**Assignment**
In the listing below, find each line with the string "image" and report it.

**Exercise material**
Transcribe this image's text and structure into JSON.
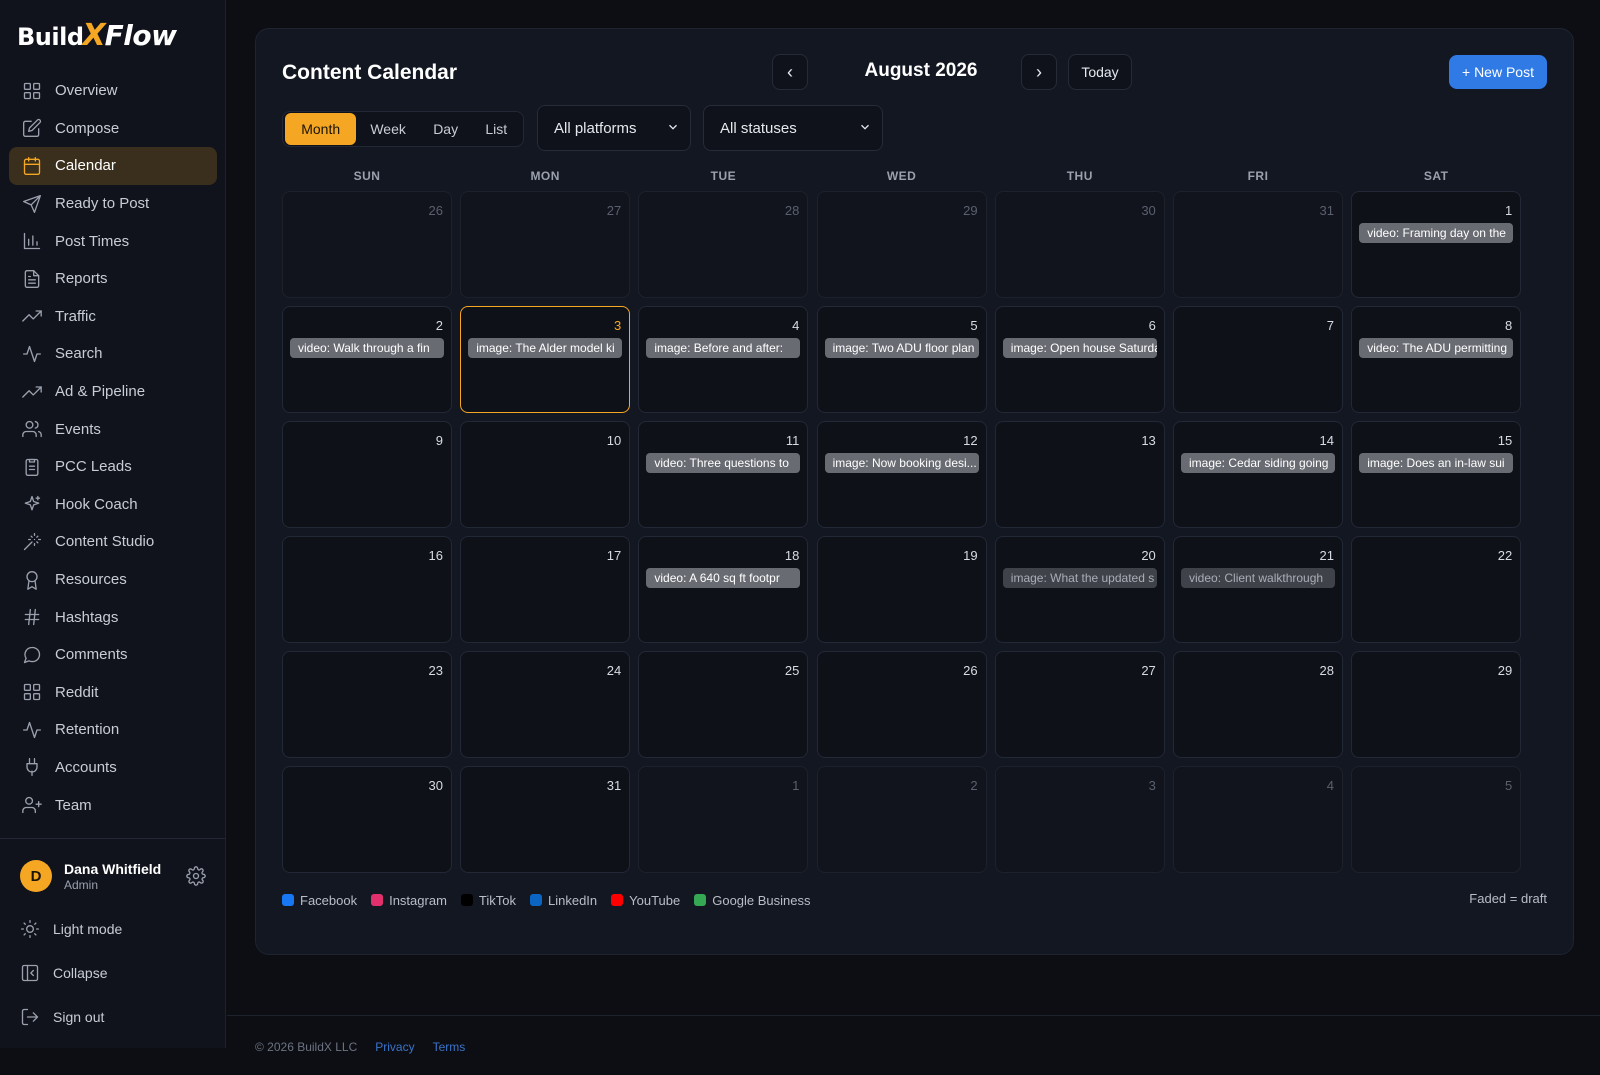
{
  "brand": {
    "part1": "Build",
    "part2": "X",
    "part3": "Flow"
  },
  "sidebar": {
    "items": [
      {
        "label": "Overview",
        "icon": "grid-icon"
      },
      {
        "label": "Compose",
        "icon": "edit-icon"
      },
      {
        "label": "Calendar",
        "icon": "calendar-icon",
        "active": true
      },
      {
        "label": "Ready to Post",
        "icon": "send-icon"
      },
      {
        "label": "Post Times",
        "icon": "bar-chart-icon"
      },
      {
        "label": "Reports",
        "icon": "document-icon"
      },
      {
        "label": "Traffic",
        "icon": "trend-up-icon"
      },
      {
        "label": "Search",
        "icon": "pulse-icon"
      },
      {
        "label": "Ad & Pipeline",
        "icon": "trend-up-icon"
      },
      {
        "label": "Events",
        "icon": "users-icon"
      },
      {
        "label": "PCC Leads",
        "icon": "clipboard-icon"
      },
      {
        "label": "Hook Coach",
        "icon": "sparkle-icon"
      },
      {
        "label": "Content Studio",
        "icon": "wand-icon"
      },
      {
        "label": "Resources",
        "icon": "award-icon"
      },
      {
        "label": "Hashtags",
        "icon": "hash-icon"
      },
      {
        "label": "Comments",
        "icon": "chat-icon"
      },
      {
        "label": "Reddit",
        "icon": "grid-icon"
      },
      {
        "label": "Retention",
        "icon": "pulse-icon"
      },
      {
        "label": "Accounts",
        "icon": "plug-icon"
      },
      {
        "label": "Team",
        "icon": "user-plus-icon"
      }
    ],
    "user": {
      "initial": "D",
      "name": "Dana Whitfield",
      "role": "Admin"
    },
    "light_mode": "Light mode",
    "collapse": "Collapse",
    "sign_out": "Sign out"
  },
  "calendar": {
    "title": "Content Calendar",
    "month_label": "August 2026",
    "prev": "‹",
    "next": "›",
    "today": "Today",
    "new_post": "+ New Post",
    "view_tabs": [
      "Month",
      "Week",
      "Day",
      "List"
    ],
    "active_view": "Month",
    "platform_filter": "All platforms",
    "status_filter": "All statuses",
    "weekdays": [
      "SUN",
      "MON",
      "TUE",
      "WED",
      "THU",
      "FRI",
      "SAT"
    ],
    "weeks": [
      [
        {
          "day": "26",
          "other": true
        },
        {
          "day": "27",
          "other": true
        },
        {
          "day": "28",
          "other": true
        },
        {
          "day": "29",
          "other": true
        },
        {
          "day": "30",
          "other": true
        },
        {
          "day": "31",
          "other": true
        },
        {
          "day": "1",
          "event": "video: Framing day on the"
        }
      ],
      [
        {
          "day": "2",
          "event": "video: Walk through a fin"
        },
        {
          "day": "3",
          "today": true,
          "event": "image: The Alder model ki"
        },
        {
          "day": "4",
          "event": "image: Before and after:"
        },
        {
          "day": "5",
          "event": "image: Two ADU floor plan"
        },
        {
          "day": "6",
          "event": "image: Open house Saturda"
        },
        {
          "day": "7"
        },
        {
          "day": "8",
          "event": "video: The ADU permitting"
        }
      ],
      [
        {
          "day": "9"
        },
        {
          "day": "10"
        },
        {
          "day": "11",
          "event": "video: Three questions to"
        },
        {
          "day": "12",
          "event": "image: Now booking desi..."
        },
        {
          "day": "13"
        },
        {
          "day": "14",
          "event": "image: Cedar siding going"
        },
        {
          "day": "15",
          "event": "image: Does an in-law sui"
        }
      ],
      [
        {
          "day": "16"
        },
        {
          "day": "17"
        },
        {
          "day": "18",
          "event": "video: A 640 sq ft footpr"
        },
        {
          "day": "19"
        },
        {
          "day": "20",
          "event": "image: What the updated s",
          "draft": true
        },
        {
          "day": "21",
          "event": "video: Client walkthrough",
          "draft": true
        },
        {
          "day": "22"
        }
      ],
      [
        {
          "day": "23"
        },
        {
          "day": "24"
        },
        {
          "day": "25"
        },
        {
          "day": "26"
        },
        {
          "day": "27"
        },
        {
          "day": "28"
        },
        {
          "day": "29"
        }
      ],
      [
        {
          "day": "30"
        },
        {
          "day": "31"
        },
        {
          "day": "1",
          "other": true
        },
        {
          "day": "2",
          "other": true
        },
        {
          "day": "3",
          "other": true
        },
        {
          "day": "4",
          "other": true
        },
        {
          "day": "5",
          "other": true
        }
      ]
    ],
    "legend": [
      {
        "label": "Facebook",
        "color": "#1877f2"
      },
      {
        "label": "Instagram",
        "color": "#e1306c"
      },
      {
        "label": "TikTok",
        "color": "#000000"
      },
      {
        "label": "LinkedIn",
        "color": "#0a66c2"
      },
      {
        "label": "YouTube",
        "color": "#ff0000"
      },
      {
        "label": "Google Business",
        "color": "#34a853"
      }
    ],
    "faded_note": "Faded = draft"
  },
  "footer": {
    "copyright": "© 2026 BuildX LLC",
    "privacy": "Privacy",
    "terms": "Terms"
  },
  "colors": {
    "accent": "#f5a623",
    "primary": "#2f7ae5",
    "background": "#0c0e14"
  }
}
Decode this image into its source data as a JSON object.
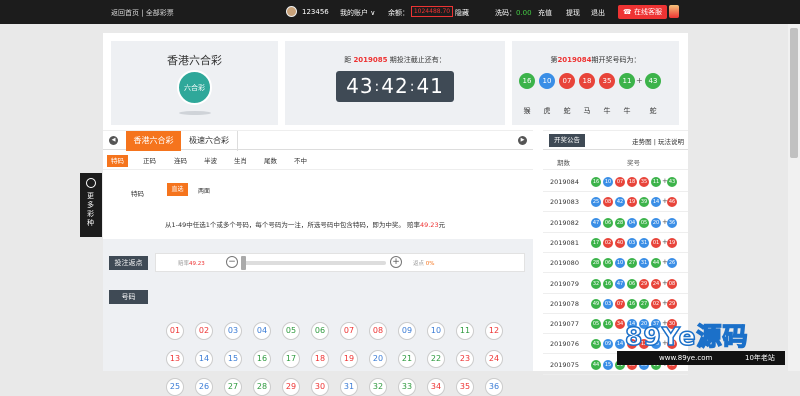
{
  "topbar": {
    "nav_left": "返回首页 | 全部彩票",
    "username": "123456",
    "my_account": "我的账户 ∨",
    "balance_label": "余额：",
    "balance": "1024488.70",
    "hide_label": "隐藏",
    "wash_label": "洗码：",
    "wash_value": "0.00",
    "recharge": "充值",
    "withdraw": "提现",
    "logout": "退出",
    "customer_service": "在线客服"
  },
  "lottery": {
    "name": "香港六合彩",
    "logo_text": "六合彩"
  },
  "countdown": {
    "prefix": "距",
    "period": "2019085",
    "suffix": "期投注截止还有：",
    "hh": "43",
    "mm": "42",
    "ss": "41"
  },
  "last_draw": {
    "prefix": "第",
    "period": "2019084",
    "suffix": "期开奖号码为：",
    "balls": [
      "16",
      "10",
      "07",
      "18",
      "35",
      "11",
      "43"
    ],
    "zodiacs": [
      "猴",
      "虎",
      "蛇",
      "马",
      "牛",
      "牛",
      "蛇"
    ],
    "colors": {
      "green": "#3cb34a",
      "blue": "#3a8ee6",
      "red": "#e8443a"
    }
  },
  "tabs": [
    "香港六合彩",
    "极速六合彩"
  ],
  "subtabs": [
    "特码",
    "正码",
    "连码",
    "半波",
    "生肖",
    "尾数",
    "不中"
  ],
  "play": {
    "label": "特码",
    "opt_on": "直选",
    "opt_off": "两面",
    "desc_prefix": "从1-49中任选1个或多个号码，每个号码为一注，所选号码中包含特码，即为中奖。 赔率",
    "desc_odds": "49.23",
    "desc_suffix": "元"
  },
  "bet": {
    "rebate_title": "投注返点",
    "odds_label": "赔率",
    "odds_value": "49.23",
    "rebate_label": "返点",
    "rebate_value": "0%",
    "numbers_title": "号码",
    "numbers": [
      "01",
      "02",
      "03",
      "04",
      "05",
      "06",
      "07",
      "08",
      "09",
      "10",
      "11",
      "12",
      "13",
      "14",
      "15",
      "16",
      "17",
      "18",
      "19",
      "20",
      "21",
      "22",
      "23",
      "24",
      "25",
      "26",
      "27",
      "28",
      "29",
      "30",
      "31",
      "32",
      "33",
      "34",
      "35",
      "36"
    ]
  },
  "sidebar_menu": "更多彩种",
  "history": {
    "tab": "开奖公告",
    "links": "走势图 | 玩法说明",
    "col_period": "期数",
    "col_numbers": "奖号",
    "rows": [
      {
        "period": "2019084",
        "balls": [
          "16",
          "10",
          "07",
          "18",
          "35",
          "11",
          "43"
        ]
      },
      {
        "period": "2019083",
        "balls": [
          "25",
          "08",
          "42",
          "19",
          "39",
          "14",
          "46"
        ]
      },
      {
        "period": "2019082",
        "balls": [
          "47",
          "06",
          "28",
          "04",
          "05",
          "20",
          "36"
        ]
      },
      {
        "period": "2019081",
        "balls": [
          "17",
          "02",
          "40",
          "03",
          "31",
          "01",
          "19"
        ]
      },
      {
        "period": "2019080",
        "balls": [
          "28",
          "06",
          "10",
          "27",
          "31",
          "44",
          "26"
        ]
      },
      {
        "period": "2019079",
        "balls": [
          "32",
          "16",
          "47",
          "06",
          "29",
          "24",
          "08"
        ]
      },
      {
        "period": "2019078",
        "balls": [
          "49",
          "03",
          "07",
          "16",
          "27",
          "02",
          "29"
        ]
      },
      {
        "period": "2019077",
        "balls": [
          "05",
          "16",
          "34",
          "14",
          "20",
          "37",
          "30"
        ]
      },
      {
        "period": "2019076",
        "balls": [
          "43",
          "09",
          "14",
          "01",
          "12",
          "25",
          "40"
        ]
      },
      {
        "period": "2019075",
        "balls": [
          "44",
          "15",
          "21",
          "08",
          "03",
          "11",
          "02"
        ]
      }
    ]
  },
  "watermark": {
    "brand": "89Ye源码",
    "url": "www.89ye.com",
    "tag": "10年老站"
  }
}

**Response area**
Transcribe this image's text and structure into JSON.
          "event": "image: The Alder model ki"
          "event": "image: Before and after:"
          "event": "image: Two ADU floor plan"
          "event": "image: Open house Saturda"
          "event": "image: Now booking desi..."
          "event": "image: Cedar siding going"
          "event": "image: Does an in-law sui"
          "event": "image: What the updated s",
Decode this image into its source data as a JSON object.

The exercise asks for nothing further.